Now, here we are today. 21st century American Christians. We have been given much, much more than nearly any other country in this planet's history. We have been given an incredible amount of authority when it comes to our earthly government. We choose men and women on hundreds of levels of state and national government to oversee our city, state and country. Each of us is able to hold positions of de jure authority in this nation. And all of us have de facto ruling power. Each American citizen is given the right and the responsibility of governing this nation. To put it more simply, we vote and run for office. As voters, we are the rulers. We can decide who holds positions of authority, and for how long they are allowed to hold them. We can vote laws into being, we can vote taxes into being, we can vote on the use of those taxes. That is, we have the opportunity to determine these things through the system of government that God has allowed (or, as Scripture puts it, "ordained" – Romans 13) to exist. With that opportunity and authority comes responsibility.
And what do we do with this responsibility? We have been burying it in the garden, saying, "As long as we pray, God will take care of it." This is the same as a parent who says of their children, "I will feed them, clothe them and give them spending money, but I won't discipline them, because as long as I pray over them every day, God will see that they turn out okay." Sounds foolish, doesn't it? But that is what many American Christian's attitude is toward government. "Just pray and fund the government, we don't need to keep them in check and discipline them, because that's God job. Just so long as we stay at home and pay our taxes and lift up those in office, that's enough." No, it isn't.
In the Old Testament, during the time of the kings, God allowed the people of Israel to choose their own kings.
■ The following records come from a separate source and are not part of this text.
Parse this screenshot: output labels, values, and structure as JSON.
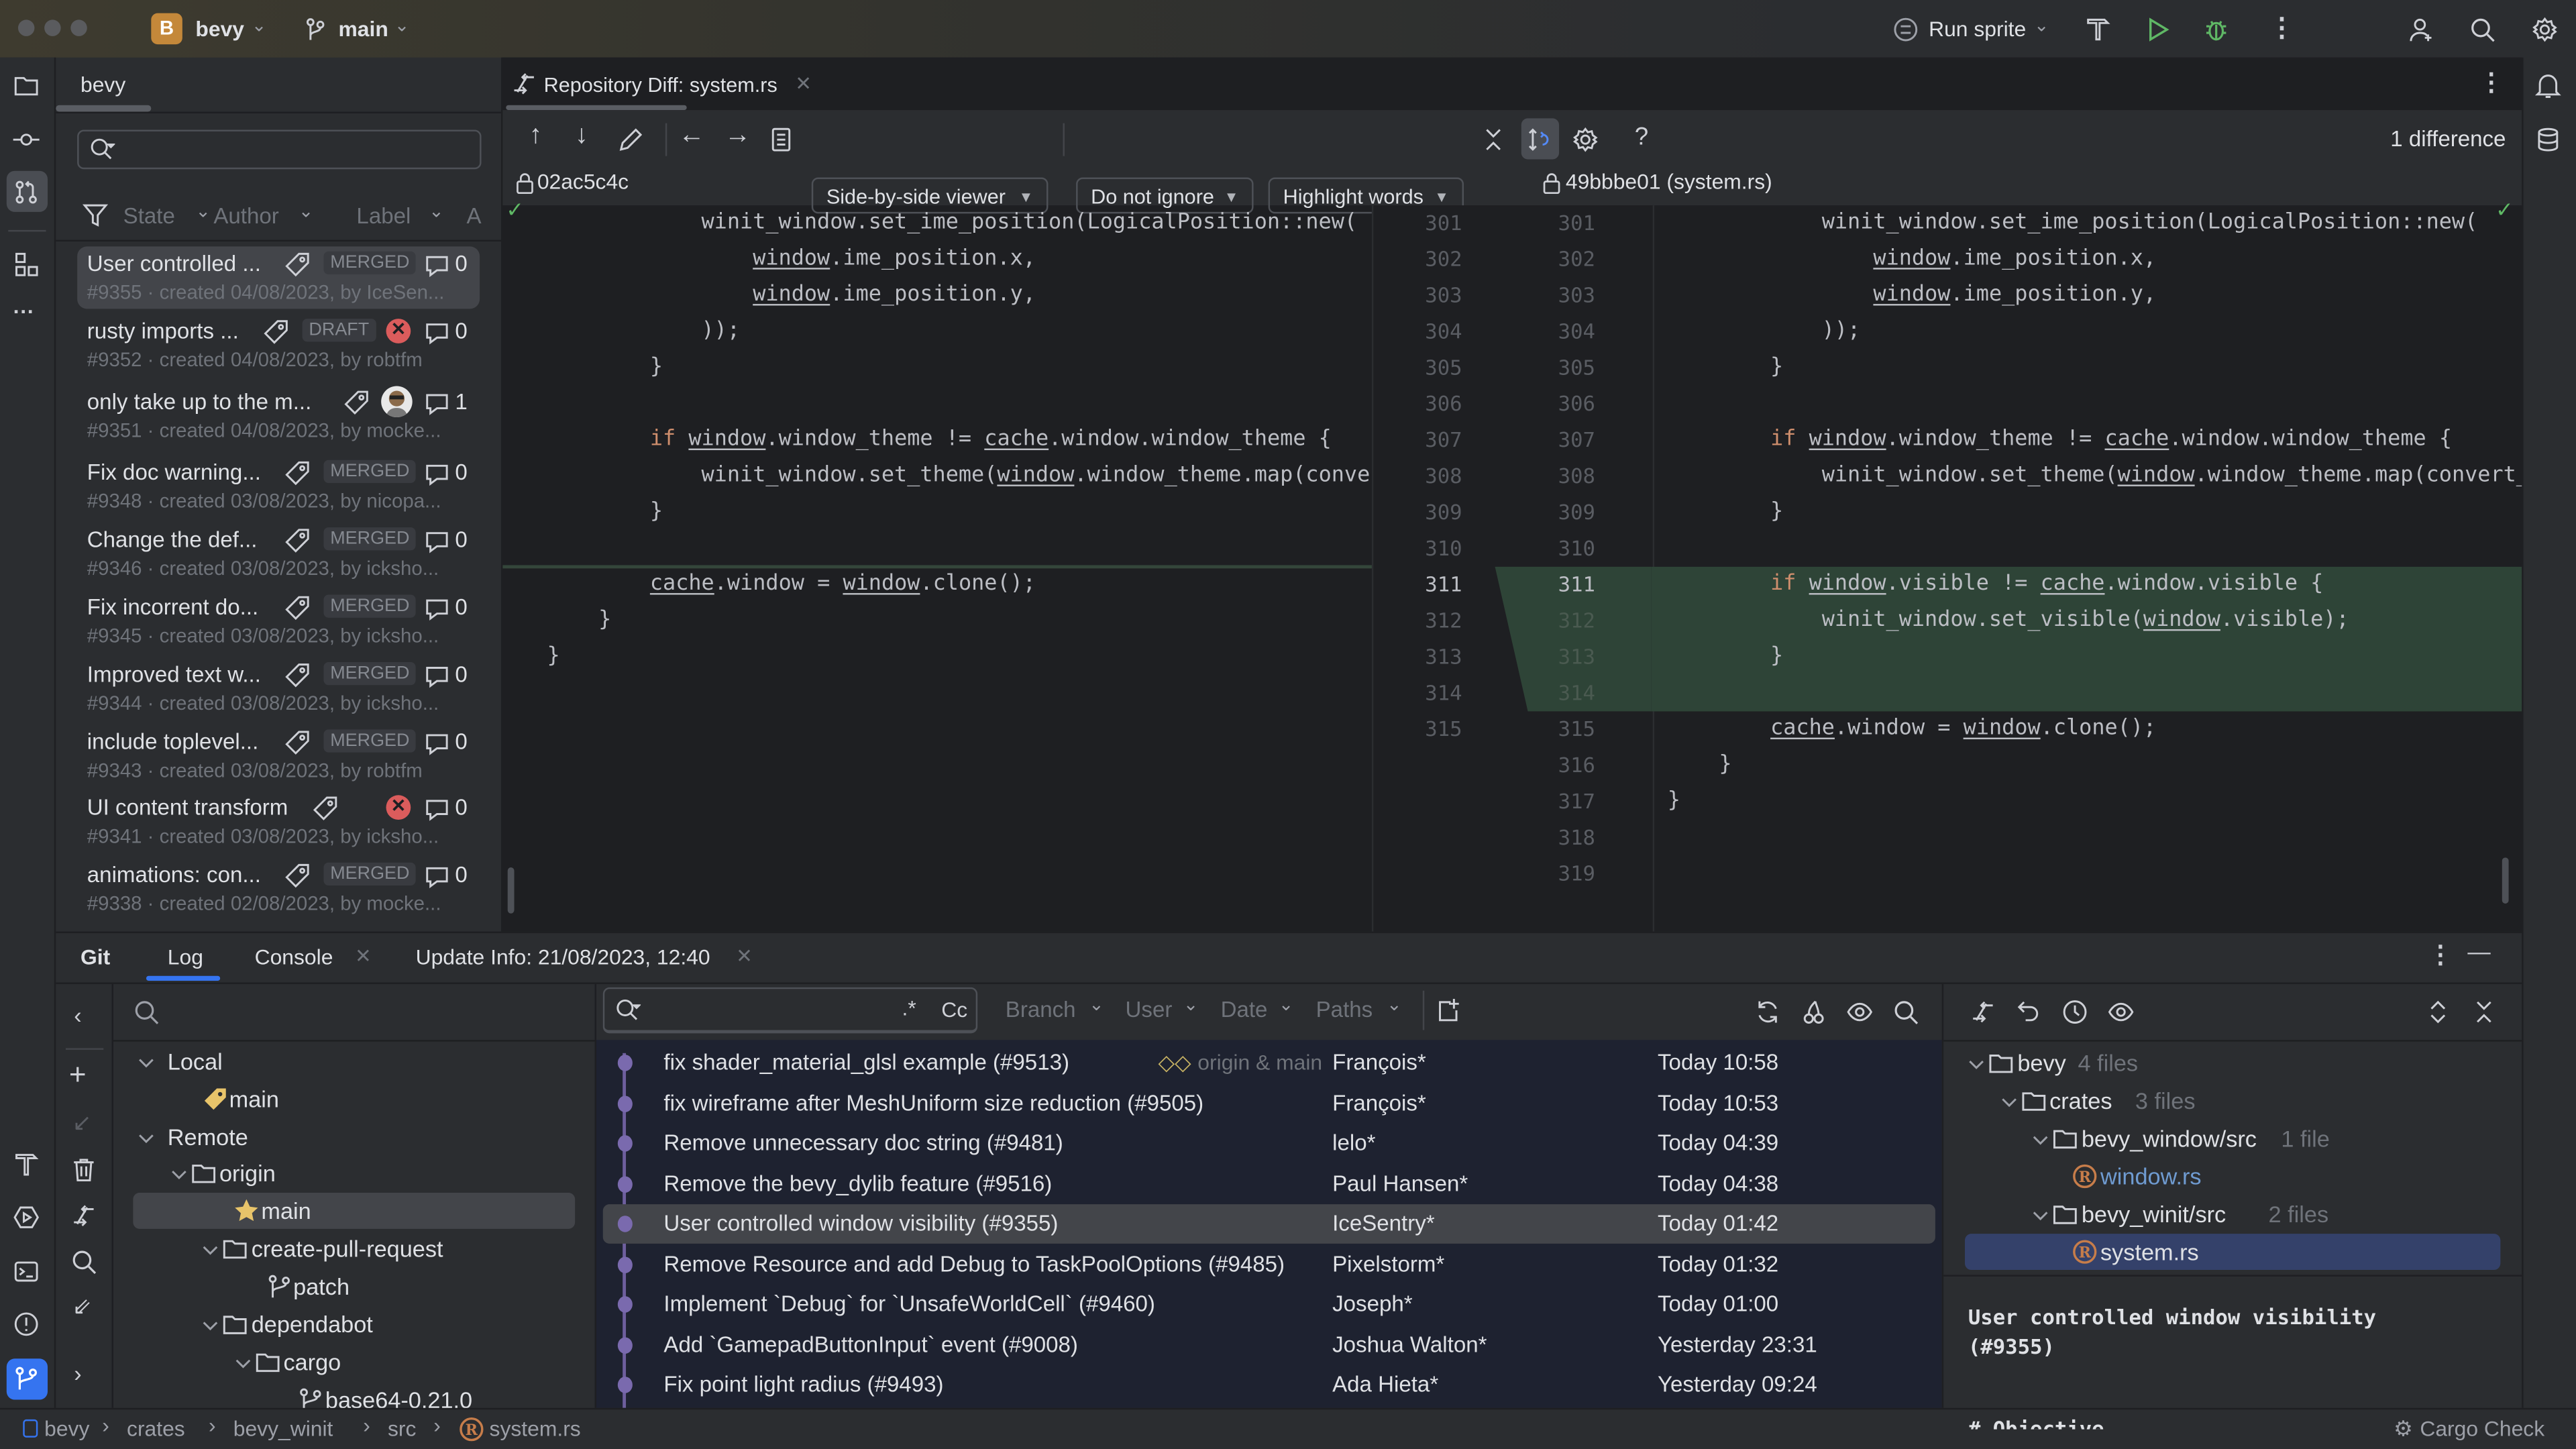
{
  "titlebar": {
    "project_badge": "B",
    "project": "bevy",
    "branch": "main",
    "run_config": "Run sprite"
  },
  "pr_panel": {
    "tab": "bevy",
    "search_placeholder": "",
    "filters": [
      "State",
      "Author",
      "Label",
      "A"
    ],
    "items": [
      {
        "title": "User controlled ...",
        "meta": "#9355 · created 04/08/2023, by IceSen...",
        "state": "MERGED",
        "status": "",
        "comments": "0",
        "selected": true
      },
      {
        "title": "rusty imports ...",
        "meta": "#9352 · created 04/08/2023, by robtfm",
        "state": "DRAFT",
        "status": "failed",
        "comments": "0"
      },
      {
        "title": "only take up to the m...",
        "meta": "#9351 · created 04/08/2023, by mocke...",
        "state": "",
        "status": "avatar",
        "comments": "1"
      },
      {
        "title": "Fix doc warning...",
        "meta": "#9348 · created 03/08/2023, by nicopa...",
        "state": "MERGED",
        "status": "",
        "comments": "0"
      },
      {
        "title": "Change the def...",
        "meta": "#9346 · created 03/08/2023, by icksho...",
        "state": "MERGED",
        "status": "",
        "comments": "0"
      },
      {
        "title": "Fix incorrent do...",
        "meta": "#9345 · created 03/08/2023, by ickshо...",
        "state": "MERGED",
        "status": "",
        "comments": "0"
      },
      {
        "title": "Improved text w...",
        "meta": "#9344 · created 03/08/2023, by ickshо...",
        "state": "MERGED",
        "status": "",
        "comments": "0"
      },
      {
        "title": "include toplevel...",
        "meta": "#9343 · created 03/08/2023, by robtfm",
        "state": "MERGED",
        "status": "",
        "comments": "0"
      },
      {
        "title": "UI content transform",
        "meta": "#9341 · created 03/08/2023, by ickshо...",
        "state": "",
        "status": "failed",
        "comments": "0"
      },
      {
        "title": "animations: con...",
        "meta": "#9338 · created 02/08/2023, by mocke...",
        "state": "MERGED",
        "status": "",
        "comments": "0"
      }
    ]
  },
  "editor": {
    "tab": "Repository Diff: system.rs",
    "viewer": "Side-by-side viewer",
    "ignore": "Do not ignore",
    "highlight": "Highlight words",
    "differences": "1 difference",
    "left_rev": "02ac5c4c",
    "right_rev": "49bbbe01 (system.rs)",
    "left_lines": [
      {
        "n": "301",
        "text": "            winit_window.set_ime_position(LogicalPosition::new("
      },
      {
        "n": "302",
        "text": "                window.ime_position.x,"
      },
      {
        "n": "303",
        "text": "                window.ime_position.y,"
      },
      {
        "n": "304",
        "text": "            ));"
      },
      {
        "n": "305",
        "text": "        }"
      },
      {
        "n": "306",
        "text": ""
      },
      {
        "n": "307",
        "text": "        if window.window_theme != cache.window.window_theme {"
      },
      {
        "n": "308",
        "text": "            winit_window.set_theme(window.window_theme.map(conve"
      },
      {
        "n": "309",
        "text": "        }"
      },
      {
        "n": "310",
        "text": ""
      },
      {
        "n": "311",
        "text": "        cache.window = window.clone();"
      },
      {
        "n": "312",
        "text": "    }"
      },
      {
        "n": "313",
        "text": "}"
      },
      {
        "n": "314",
        "text": ""
      },
      {
        "n": "315",
        "text": ""
      }
    ],
    "right_lines": [
      {
        "n": "301",
        "text": "            winit_window.set_ime_position(LogicalPosition::new("
      },
      {
        "n": "302",
        "text": "                window.ime_position.x,"
      },
      {
        "n": "303",
        "text": "                window.ime_position.y,"
      },
      {
        "n": "304",
        "text": "            ));"
      },
      {
        "n": "305",
        "text": "        }"
      },
      {
        "n": "306",
        "text": ""
      },
      {
        "n": "307",
        "text": "        if window.window_theme != cache.window.window_theme {"
      },
      {
        "n": "308",
        "text": "            winit_window.set_theme(window.window_theme.map(convert_"
      },
      {
        "n": "309",
        "text": "        }"
      },
      {
        "n": "310",
        "text": ""
      },
      {
        "n": "311",
        "text": "        if window.visible != cache.window.visible {",
        "added": true
      },
      {
        "n": "312",
        "text": "            winit_window.set_visible(window.visible);",
        "added": true
      },
      {
        "n": "313",
        "text": "        }",
        "added": true
      },
      {
        "n": "314",
        "text": "",
        "added": true
      },
      {
        "n": "315",
        "text": "        cache.window = window.clone();"
      },
      {
        "n": "316",
        "text": "    }"
      },
      {
        "n": "317",
        "text": "}"
      },
      {
        "n": "318",
        "text": ""
      },
      {
        "n": "319",
        "text": ""
      }
    ]
  },
  "bottom": {
    "title": "Git",
    "tabs": [
      "Log",
      "Console",
      "Update Info: 21/08/2023, 12:40"
    ],
    "active_tab": "Log",
    "branches": [
      {
        "label": "Local",
        "level": 0,
        "type": "group"
      },
      {
        "label": "main",
        "level": 1,
        "type": "local-branch"
      },
      {
        "label": "Remote",
        "level": 0,
        "type": "group"
      },
      {
        "label": "origin",
        "level": 1,
        "type": "folder"
      },
      {
        "label": "main",
        "level": 2,
        "type": "favorite",
        "selected": true
      },
      {
        "label": "create-pull-request",
        "level": 2,
        "type": "folder"
      },
      {
        "label": "patch",
        "level": 3,
        "type": "branch"
      },
      {
        "label": "dependabot",
        "level": 2,
        "type": "folder"
      },
      {
        "label": "cargo",
        "level": 3,
        "type": "folder"
      },
      {
        "label": "base64-0.21.0",
        "level": 4,
        "type": "branch"
      }
    ],
    "log_search": {
      "placeholder": "",
      "regex": ".*",
      "case": "Cc"
    },
    "log_filters": [
      "Branch",
      "User",
      "Date",
      "Paths"
    ],
    "commits": [
      {
        "message": "fix shader_material_glsl example (#9513)",
        "refs": "origin & main",
        "author": "François*",
        "date": "Today 10:58"
      },
      {
        "message": "fix wireframe after MeshUniform size reduction (#9505)",
        "author": "François*",
        "date": "Today 10:53"
      },
      {
        "message": "Remove unnecessary doc string (#9481)",
        "author": "lelo*",
        "date": "Today 04:39"
      },
      {
        "message": "Remove the bevy_dylib feature (#9516)",
        "author": "Paul Hansen*",
        "date": "Today 04:38"
      },
      {
        "message": "User controlled window visibility (#9355)",
        "author": "IceSentry*",
        "date": "Today 01:42",
        "selected": true
      },
      {
        "message": "Remove Resource and add Debug to TaskPoolOptions (#9485)",
        "author": "Pixelstorm*",
        "date": "Today 01:32"
      },
      {
        "message": "Implement `Debug` for `UnsafeWorldCell` (#9460)",
        "author": "Joseph*",
        "date": "Today 01:00"
      },
      {
        "message": "Add `GamepadButtonInput` event (#9008)",
        "author": "Joshua Walton*",
        "date": "Yesterday 23:31"
      },
      {
        "message": "Fix point light radius (#9493)",
        "author": "Ada Hieta*",
        "date": "Yesterday 09:24"
      }
    ],
    "changes": [
      {
        "label": "bevy",
        "count": "4 files",
        "level": 0,
        "type": "folder"
      },
      {
        "label": "crates",
        "count": "3 files",
        "level": 1,
        "type": "folder"
      },
      {
        "label": "bevy_window/src",
        "count": "1 file",
        "level": 2,
        "type": "folder"
      },
      {
        "label": "window.rs",
        "count": "",
        "level": 3,
        "type": "rust-file",
        "modified": true
      },
      {
        "label": "bevy_winit/src",
        "count": "2 files",
        "level": 2,
        "type": "folder"
      },
      {
        "label": "system.rs",
        "count": "",
        "level": 3,
        "type": "rust-file",
        "selected": true
      }
    ],
    "commit_message": [
      "User controlled window visibility",
      "(#9355)",
      "",
      "# Objective"
    ]
  },
  "statusbar": {
    "breadcrumbs": [
      "bevy",
      "crates",
      "bevy_winit",
      "src",
      "system.rs"
    ],
    "cargo_check": "Cargo Check"
  },
  "colors": {
    "accent": "#3574f0",
    "added": "#2e4437",
    "keyword": "#cf8e6d",
    "error": "#db5c5c",
    "run": "#5fb865",
    "branch_tag": "#e8c46a",
    "rust": "#c77d4a",
    "modified_file": "#6f9bd1"
  }
}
When the kings went bad and did evil, did God just punish the kings? Of course not. Israel spent years in slavery and oppression because they misused the power God gave them. With power comes responsibility. And since the power they exercised was responsible for choosing wayward kings, the people were responsible for the consequences of those choices.
We are the vast ruling body of this country. As in those times, when the way of the country goes bad, it is not merely those we chose to be in de jure authority, those who were elected, that God held accountable. It was those in de facto authority, the electors, the citizens, that God put into captivity and exile. Each one of us, regardless of our attitude toward those in our nation's elected offices, will be held responsible for the actions of the elected. When a leader goes bad, he isn't the only one brought down. We all are, because we all chose to put him there. "I didn't vote for that guy" is no excuse. Do you really think that a millions of Israelites unanimously wanted each king? I doubt it. And yet the nation of Israel was held responsible. We will all be held responsible. And having been apathetic will be no excuse when judgment comes to our country.
This is why we vote. This is why we fight and stage a "bloodless revolution" every time we go to the polls. This is why we run for office and become embedded in the inner workings of our government. This is why we care. Because it is commanded of us. Because we know we will be held accountable. Because to not care is to become the last servant, who put his treasure in the ground and sat on it, saying, "Even if I don't use it, at least I won't lose it." But he did. "Use it or lose it" is the explicit moral of that story. Use what God has given you, not just personal talents and wealth but also privilege and responsibility, or lose it.